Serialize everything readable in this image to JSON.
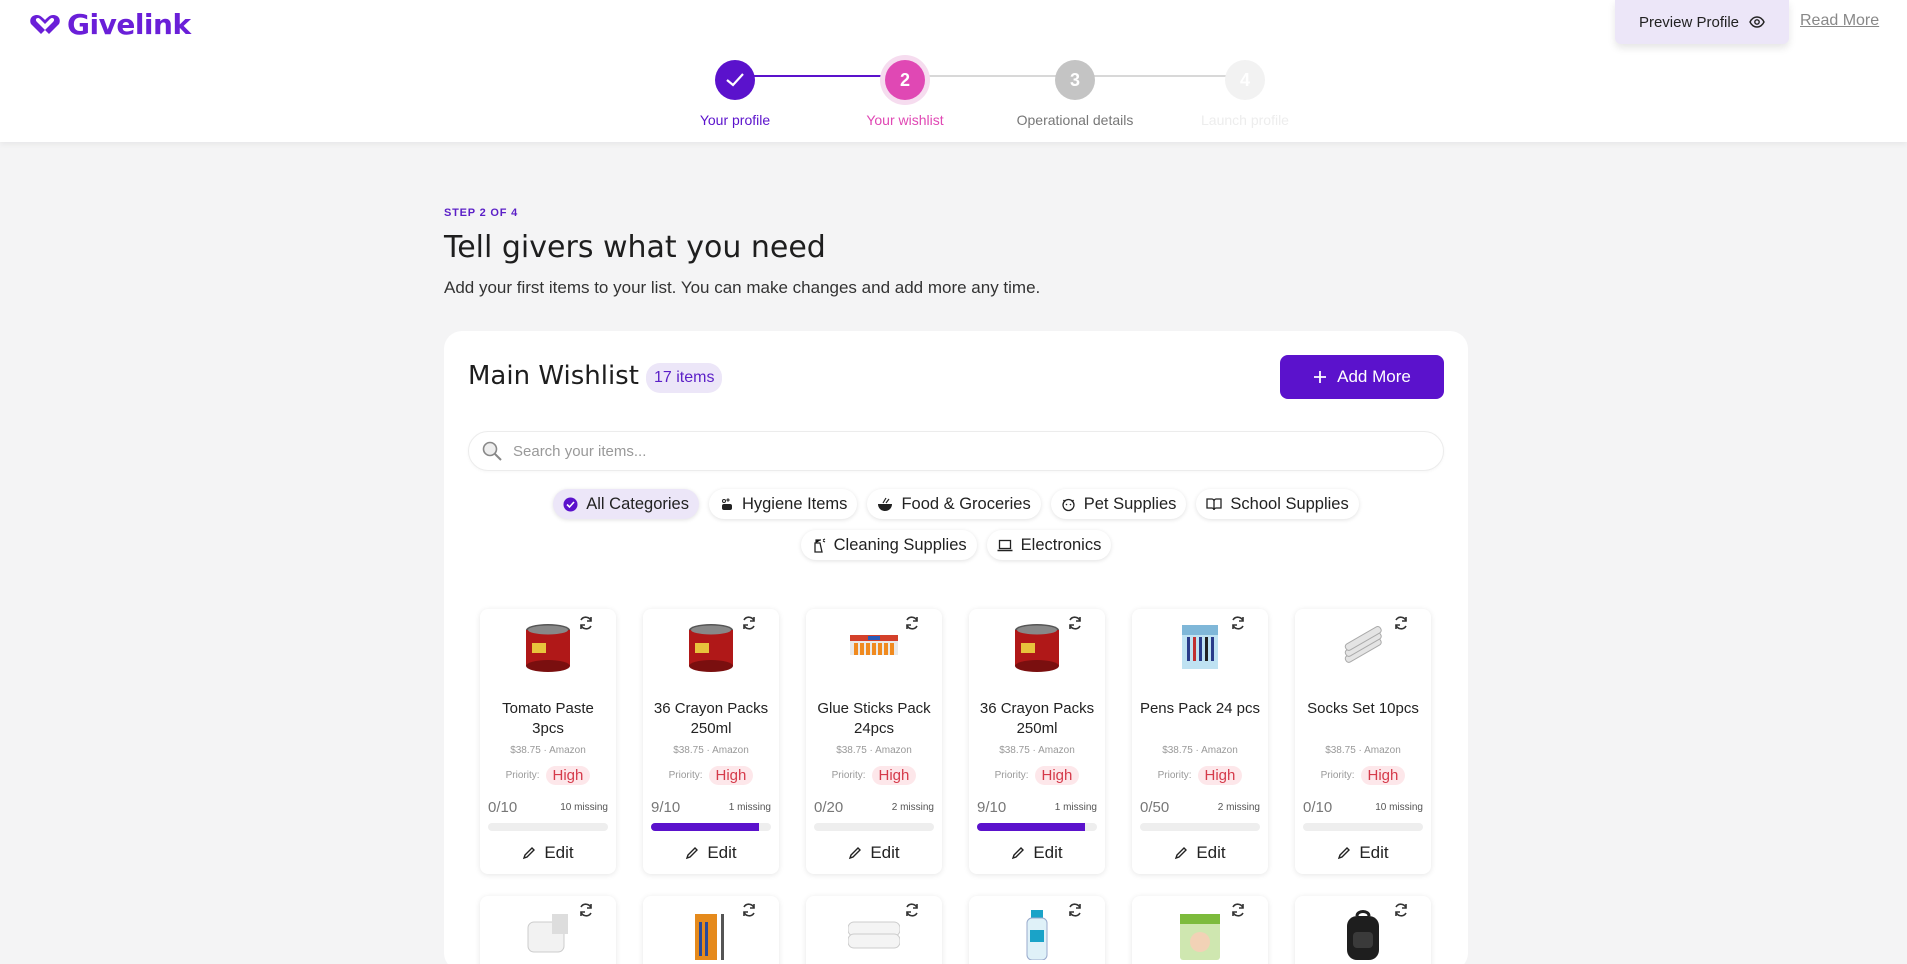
{
  "brand": {
    "name": "Givelink",
    "color": "#6a1fd8"
  },
  "header": {
    "preview_label": "Preview Profile",
    "read_more": "Read More"
  },
  "stepper": {
    "steps": [
      {
        "number": "1",
        "label": "Your profile",
        "state": "complete"
      },
      {
        "number": "2",
        "label": "Your wishlist",
        "state": "current"
      },
      {
        "number": "3",
        "label": "Operational details",
        "state": "upcoming"
      },
      {
        "number": "4",
        "label": "Launch profile",
        "state": "disabled"
      }
    ]
  },
  "content": {
    "kicker": "STEP 2 OF 4",
    "title": "Tell givers what you need",
    "subtitle": "Add your first items to your list. You can  make changes and add more any time."
  },
  "wishlist": {
    "title": "Main Wishlist",
    "count": "17 items",
    "add_label": "Add More",
    "search_placeholder": "Search your items..."
  },
  "categories": {
    "row1": [
      {
        "label": "All Categories",
        "icon": "check-circle-icon",
        "active": true
      },
      {
        "label": "Hygiene Items",
        "icon": "soap-icon",
        "active": false
      },
      {
        "label": "Food & Groceries",
        "icon": "bowl-icon",
        "active": false
      },
      {
        "label": "Pet Supplies",
        "icon": "pet-icon",
        "active": false
      },
      {
        "label": "School Supplies",
        "icon": "book-icon",
        "active": false
      }
    ],
    "row2": [
      {
        "label": "Cleaning Supplies",
        "icon": "spray-icon",
        "active": false
      },
      {
        "label": "Electronics",
        "icon": "laptop-icon",
        "active": false
      }
    ]
  },
  "items": [
    {
      "name": "Tomato Paste 3pcs",
      "meta": "$38.75 · Amazon",
      "priority_label": "Priority:",
      "priority": "High",
      "qty": "0/10",
      "missing": "10 missing",
      "progress": 0,
      "edit": "Edit",
      "image": "can-icon"
    },
    {
      "name": "36 Crayon Packs 250ml",
      "meta": "$38.75 · Amazon",
      "priority_label": "Priority:",
      "priority": "High",
      "qty": "9/10",
      "missing": "1 missing",
      "progress": 0.9,
      "edit": "Edit",
      "image": "can-icon"
    },
    {
      "name": "Glue Sticks Pack 24pcs",
      "meta": "$38.75 · Amazon",
      "priority_label": "Priority:",
      "priority": "High",
      "qty": "0/20",
      "missing": "2 missing",
      "progress": 0,
      "edit": "Edit",
      "image": "glue-icon"
    },
    {
      "name": "36 Crayon Packs 250ml",
      "meta": "$38.75 · Amazon",
      "priority_label": "Priority:",
      "priority": "High",
      "qty": "9/10",
      "missing": "1 missing",
      "progress": 0.9,
      "edit": "Edit",
      "image": "can-icon"
    },
    {
      "name": "Pens Pack 24 pcs",
      "meta": "$38.75 · Amazon",
      "priority_label": "Priority:",
      "priority": "High",
      "qty": "0/50",
      "missing": "2 missing",
      "progress": 0,
      "edit": "Edit",
      "image": "pens-box-icon"
    },
    {
      "name": "Socks Set 10pcs",
      "meta": "$38.75 · Amazon",
      "priority_label": "Priority:",
      "priority": "High",
      "qty": "0/10",
      "missing": "10 missing",
      "progress": 0,
      "edit": "Edit",
      "image": "socks-icon"
    }
  ],
  "items_row2": [
    {
      "image": "pillow-icon"
    },
    {
      "image": "pencils-icon"
    },
    {
      "image": "towel-icon"
    },
    {
      "image": "bottle-icon"
    },
    {
      "image": "diapers-icon"
    },
    {
      "image": "backpack-icon"
    }
  ],
  "colors": {
    "accent": "#5b12cc",
    "pink": "#e048b4",
    "priority": "#d53a4a"
  }
}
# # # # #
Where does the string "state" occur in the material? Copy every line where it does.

        "state": "complete"
        "state": "current"
        "state": "upcoming"
        "state": "disabled"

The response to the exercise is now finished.